Polypropylene: A synthetic rope that is strong for its weight. It has reduced U.V. and abrasion resistance qualities and thus also has a reduced life span. It is however, generally one of the most popular choices simply
due to its price point. Its best feature is its ability to float. This rope is a good choice for short term or indoor applications.
Polyester: Almost as strong as nylon, but does not lose strength when wet. Polyester has a high resistance to
abrasion, U.V. and heat. The main difference between nylon and polyester is the elasticity; nylon stretches significantly more than polyester. Nylon is more appropriate for applications where slight stretch is desirable, such as docking lines.
Similarly, polyester line is more appropriate for applications where stretch is not desired, such as sheets and halyards on sail boats.
Polyethylene: Polyethylene rope, commonly known as silver rope, has positive buoyancy (floats) and its

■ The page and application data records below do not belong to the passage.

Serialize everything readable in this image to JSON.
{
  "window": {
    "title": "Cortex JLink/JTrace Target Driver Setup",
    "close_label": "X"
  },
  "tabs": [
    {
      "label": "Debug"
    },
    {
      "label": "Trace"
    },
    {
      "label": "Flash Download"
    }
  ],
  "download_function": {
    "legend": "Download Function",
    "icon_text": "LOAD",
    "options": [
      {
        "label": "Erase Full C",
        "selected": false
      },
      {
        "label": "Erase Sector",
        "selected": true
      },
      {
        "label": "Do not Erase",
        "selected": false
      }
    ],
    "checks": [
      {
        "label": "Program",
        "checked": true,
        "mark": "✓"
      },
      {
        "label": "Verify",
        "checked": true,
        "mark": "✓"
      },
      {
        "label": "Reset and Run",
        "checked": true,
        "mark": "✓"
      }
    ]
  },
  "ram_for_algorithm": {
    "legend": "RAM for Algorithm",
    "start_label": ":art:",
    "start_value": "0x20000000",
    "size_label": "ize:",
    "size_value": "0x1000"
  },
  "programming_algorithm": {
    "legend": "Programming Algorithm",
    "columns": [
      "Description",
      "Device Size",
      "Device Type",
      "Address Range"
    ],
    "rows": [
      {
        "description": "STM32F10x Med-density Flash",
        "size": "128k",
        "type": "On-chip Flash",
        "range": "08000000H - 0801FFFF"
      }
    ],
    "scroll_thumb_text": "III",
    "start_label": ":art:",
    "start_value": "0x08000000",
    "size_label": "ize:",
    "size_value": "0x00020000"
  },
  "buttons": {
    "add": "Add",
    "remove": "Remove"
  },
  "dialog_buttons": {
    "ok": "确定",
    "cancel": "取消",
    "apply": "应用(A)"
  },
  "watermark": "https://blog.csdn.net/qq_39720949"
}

tensile strength remains the same dry or wet. It is slightly heavier than polypropylene rope and it has lower breaking strength compared to a high tenacity polyethylene rope. It generally has superior abrasion resistance compared to polypropylene rope and is commonly used in commercial fishing, general marine and industrial applications.
Twisted rope: Twisted rope is formed by coiling three strands together in the same direction. The fibres within each of the three strands must twist in the opposite direction to the corresponding strands. This ultimately results in producing a balanced rope, which means it hangs straight and resists kinking. Twisted rope must be fused and taped on each end to prevent unravelling. The direction of twist is called the lay of the rope. Three strand twisted line can be ‘laid’ right or left, and should always be coiled with the lay of the line.
Twisted rope is more stiff but less flexible than braided rope. It is fairly easy to splice and generally less expensive. It has more stretch and thus when used as an anchor line it tends to absorb a portion of the load placed on it from wind and wave action. This allows the anchor to remain set rather than pulling free.
Braided rope: Braid is constructed in various ways, but generally by weaving ends of yarn over and under. Most braided ropes are constructed around a braided core and are commonly known as double braid. If a core does not exist, the rope is called ‘hollow braid’. The leading feature of hollow braided rope is its ability to splice easily.
Solid braid is tightly woven which produces a firm and rounded construction. The unique lock-stitch construction prevents unravelling when damaged. Solid braided rope is especially useful when abrasion is a factor, for instance when working with pulleys. Solid braid due to its construction, cannot be spliced. Braided rope does not stretch to the degree that twisted rope does, it is less stiff and more flexible. It goes through a pulley or block very well because of its rounded shape, and is generally stronger than its equivalent-sized twisted line. Braided line also tends to snag when used as docking line if the pilings are rough. It does have an aesthetic appearance and if you are using it frequently, you will find it easier on the hands. Braided rope is often more expensive than twisted rope.